We want grapes without seeds, but we are also at the front of the pack in the March Against Monsanto. We want the highest interest rate and interest-only mortgages, but are also the first to bash the banks and to blame everything on them for an entire decade. We jet around the world with budget airlines, but detest the CO2 emissions. We want to buy six full bags of clothes for 20 euros at Primark, but find the 20-cent hourly wage in Bangladesh scandalous. We don’t mind ordering a cement bucket of KFC chicken wings, but we’re naturally also vehemently opposed to the battery chicken industry. 

So basically, we want to have our cake and eat it too. But at the same time we laugh in the faces of companies when they’re presented the Wind-Egg Trophy or are publicly exposed and drawn and quartered by critical journalists. We want Alibaba’s highest quality for the lowest price, but we want it in an environmentally – and employee-friendly bag. We want lots for a little without feeling guilty, otherwise we’ll switch to the competition lickety-split. 

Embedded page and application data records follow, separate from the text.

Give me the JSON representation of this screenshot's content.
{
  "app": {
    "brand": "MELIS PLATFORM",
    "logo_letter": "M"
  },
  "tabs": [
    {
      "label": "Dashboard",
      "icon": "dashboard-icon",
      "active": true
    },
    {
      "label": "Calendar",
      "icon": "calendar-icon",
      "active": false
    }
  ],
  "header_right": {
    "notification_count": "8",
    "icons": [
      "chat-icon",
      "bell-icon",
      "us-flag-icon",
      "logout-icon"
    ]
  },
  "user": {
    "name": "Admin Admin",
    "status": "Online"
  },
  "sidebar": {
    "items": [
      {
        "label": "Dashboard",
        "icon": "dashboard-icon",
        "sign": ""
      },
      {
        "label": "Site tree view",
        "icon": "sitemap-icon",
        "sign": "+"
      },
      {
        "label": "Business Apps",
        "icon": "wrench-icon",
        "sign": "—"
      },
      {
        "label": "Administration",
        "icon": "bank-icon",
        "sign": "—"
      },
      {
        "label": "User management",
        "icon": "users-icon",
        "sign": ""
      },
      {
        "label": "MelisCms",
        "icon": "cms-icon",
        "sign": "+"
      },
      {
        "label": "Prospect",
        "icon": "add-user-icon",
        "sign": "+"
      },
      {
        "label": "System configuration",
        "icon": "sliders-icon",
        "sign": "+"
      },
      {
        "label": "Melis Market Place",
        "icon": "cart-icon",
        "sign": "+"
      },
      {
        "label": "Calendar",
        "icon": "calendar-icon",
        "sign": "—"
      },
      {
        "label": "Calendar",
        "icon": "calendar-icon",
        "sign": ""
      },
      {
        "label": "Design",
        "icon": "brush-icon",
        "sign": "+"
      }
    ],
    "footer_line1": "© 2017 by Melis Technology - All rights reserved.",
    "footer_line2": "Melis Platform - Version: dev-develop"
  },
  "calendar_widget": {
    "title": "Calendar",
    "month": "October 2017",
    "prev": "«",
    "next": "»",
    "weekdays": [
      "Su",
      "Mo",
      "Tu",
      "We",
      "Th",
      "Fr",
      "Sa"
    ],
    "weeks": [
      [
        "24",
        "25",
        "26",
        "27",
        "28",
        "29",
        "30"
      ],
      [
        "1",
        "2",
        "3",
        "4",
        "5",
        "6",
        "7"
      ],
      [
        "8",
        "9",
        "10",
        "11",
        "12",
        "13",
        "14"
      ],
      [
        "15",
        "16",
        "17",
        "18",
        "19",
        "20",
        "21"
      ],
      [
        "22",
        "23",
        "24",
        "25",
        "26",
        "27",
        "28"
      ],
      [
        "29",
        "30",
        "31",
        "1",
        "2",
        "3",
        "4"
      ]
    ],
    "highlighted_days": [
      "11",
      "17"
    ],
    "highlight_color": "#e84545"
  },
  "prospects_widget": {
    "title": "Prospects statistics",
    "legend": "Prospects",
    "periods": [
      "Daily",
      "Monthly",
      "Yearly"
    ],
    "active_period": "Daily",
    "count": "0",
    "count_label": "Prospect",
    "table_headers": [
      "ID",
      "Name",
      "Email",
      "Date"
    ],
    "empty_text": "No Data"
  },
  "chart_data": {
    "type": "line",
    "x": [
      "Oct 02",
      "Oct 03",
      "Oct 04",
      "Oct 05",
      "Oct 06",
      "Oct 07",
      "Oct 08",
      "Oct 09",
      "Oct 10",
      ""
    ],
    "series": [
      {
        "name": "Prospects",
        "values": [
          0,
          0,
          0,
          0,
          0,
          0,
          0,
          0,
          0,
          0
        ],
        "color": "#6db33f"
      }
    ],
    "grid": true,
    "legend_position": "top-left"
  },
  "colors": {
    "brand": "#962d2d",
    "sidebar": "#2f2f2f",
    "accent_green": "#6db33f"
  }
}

Marketeers have spoiled their customers to the bone through their customer centricity. They’ve turned them into a bunch of obnoxious, cynical and arrogant ego maniacs through their neuro research, AB testing, user experiences and customer journey officers. Robert Wolcott of the Kellogg School of Management calls it The King Customer Paradox: the more empowered, the more we lose control.

But enough already of that foot-stomping toddler behaviour. It’s time to teach these irritating pubescents a lesson in responsibility. Our Very Hungry Caterpillars are from now on going to have to give up one of the slices in the Cheap-Quality-Responsibility triangular pie. Cheap responsible is fine, but it tastes disgusting. Cheap quality is also a possibility, but it’s people and animal unfriendly. Or quality responsible but then for a euro more. Fait vos jeux. So you either shut your KFC beak or you buy decent products. It might mean you get one less wing or bag, but you will get a good feeling. Rien ne va plus.